Via Kristen Welker: Steve Bannon will testify before the House Intelligence Committee next week.

OFF TO THE RACES: McSally officially enters Arizona Senate race

In a new NPR/Marist poll: “In a head-to-head matchup with President Trump, Winfrey would win 50 to 39 percent, according to a new NPR/PBS NewsHour/Marist poll. But when asked if they want Winfrey to run for president, a majority (54 percent) said they don't want her to do so, with 35 percent saying they do want her to run.”

AZ-SEN: Martha McSally is officially in, and she’s telling the national GOP to “grow a pair of ovaries.” More, from the AP: “McSally, a two-term congresswoman already backed by many GOP leaders in Arizona and Washington, described herself as anything but an establishment candidate in a fiery announcement video that touched on border security and Sharia law and featured Trump himself. ‘Like our president, I’m tired of PC politicians and their BS excuses,” McSally charged in in the video. “I’m a fighter pilot and I talk like one.’”
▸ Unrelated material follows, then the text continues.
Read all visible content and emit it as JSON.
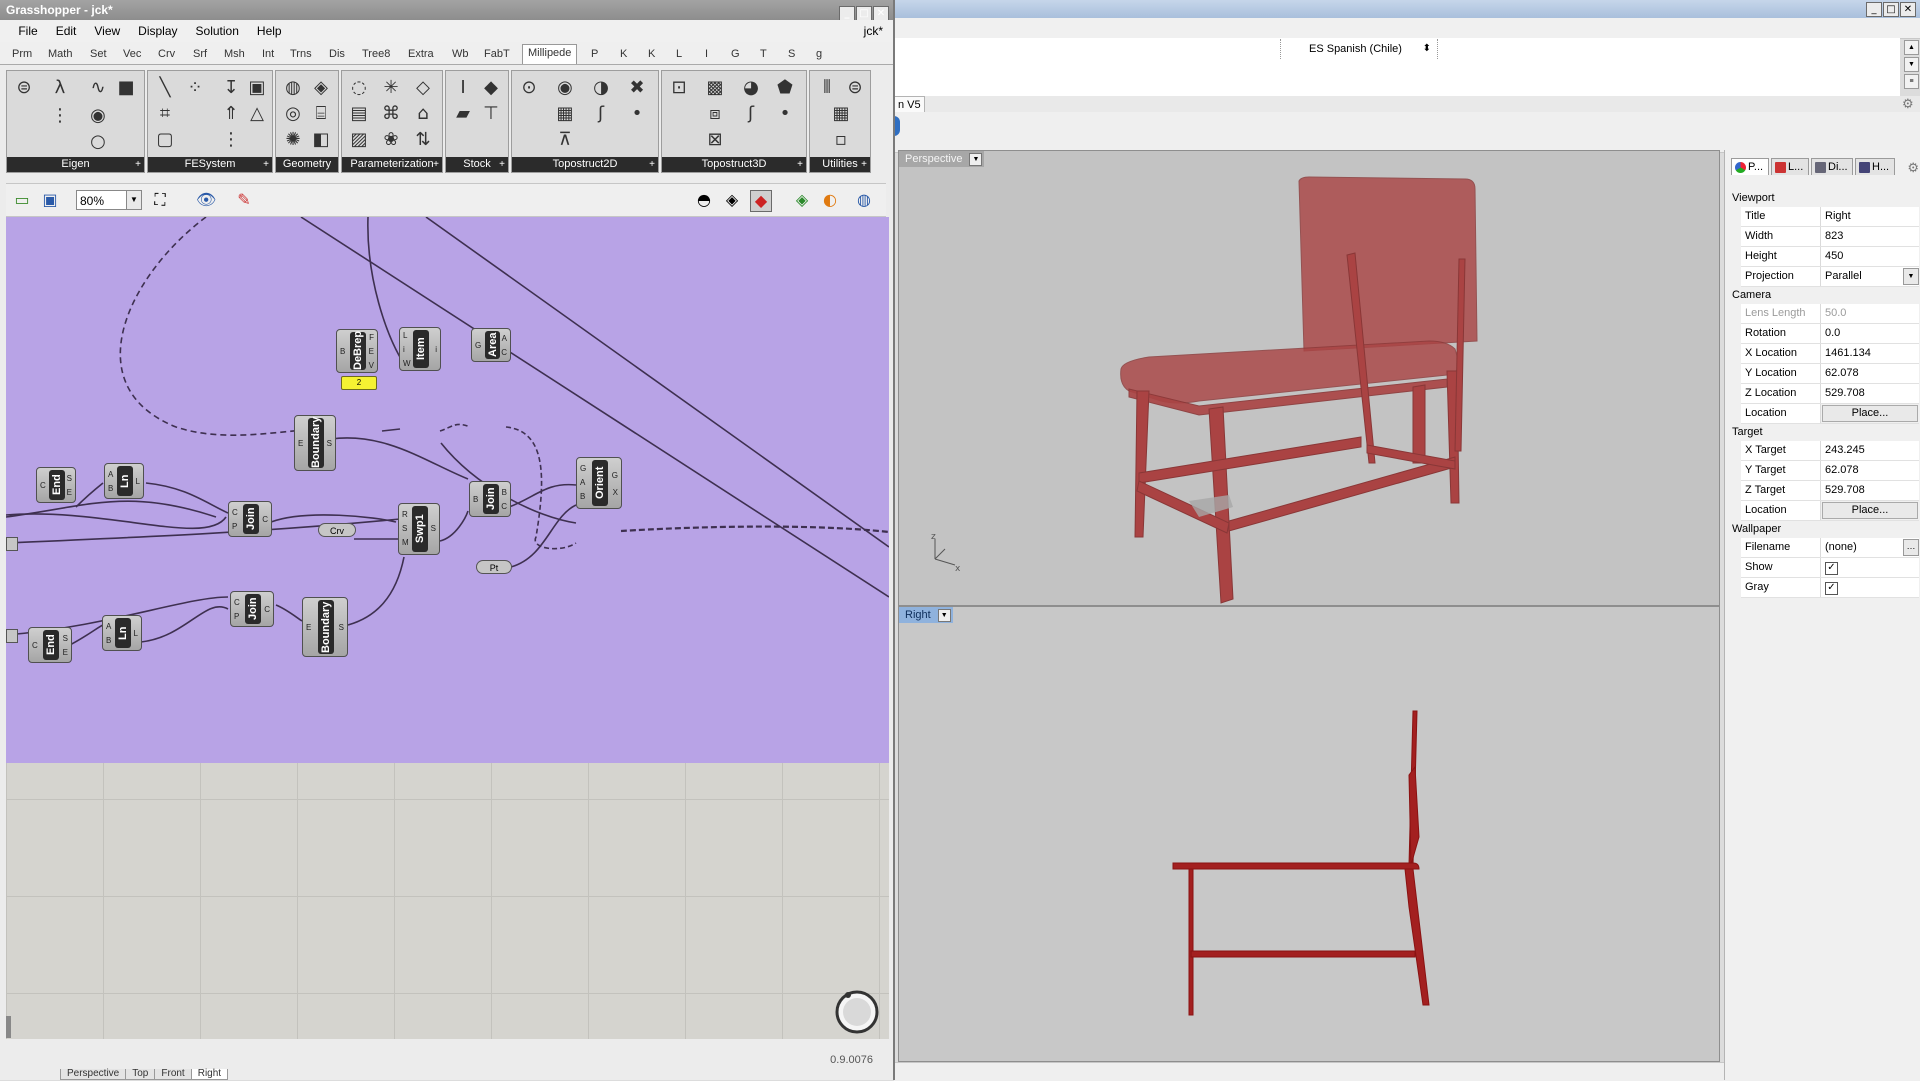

The Arizona Republic traces McSally’s ambitions to last summer.

MO-GOV: The top prosecutor in St. Louis has launched an investigation into Gov. Eric Greitens amid affair and blackmail allegations.

OH-GOV: Nan Whaley is out of the governor’s race.

OH-SEN: The Columbus Dispatch notes just how nasty a Renacci-Brown Senate race will be.

Meanwhile, Renacci appeared to DEFEND Trump’s “shithole” comment in an interview on Fox News this morning, per MSNBC’s Shirley Zilberstein.

ANCHOR: President’s comments yesterday bother you, frustrated? He lamented about the immigration program that was in front of him, says, “why are we taking so many people from these “s-hole* countries”, what is your reaction to that?RENACCI: Well look, I’ve said all along, the president many times says what people are thinking. I learned as a business guy you have to be careful what you say because people pick everything up, believe me, when I have a mic on I have got to watch what I say. That is a business guy going into a political career. It’s difficult, I know it’s difficult for the president, because many times you want to say what you are thinking, but in the end, I know a lot of times he is saying what people are thinking.

PA-18: POLITICO: “After a humiliating loss in the Alabama Senate race last month, the administration is drawing up ambitious plans that will kick off next Thursday when Trump travels to the conservative district to appear with Republican candidate Rick Saccone. Vice President Mike Pence and an assortment of Cabinet officials are also expected to make trips; Pence may go twice ahead of the March 13 special election, two administration officials said.”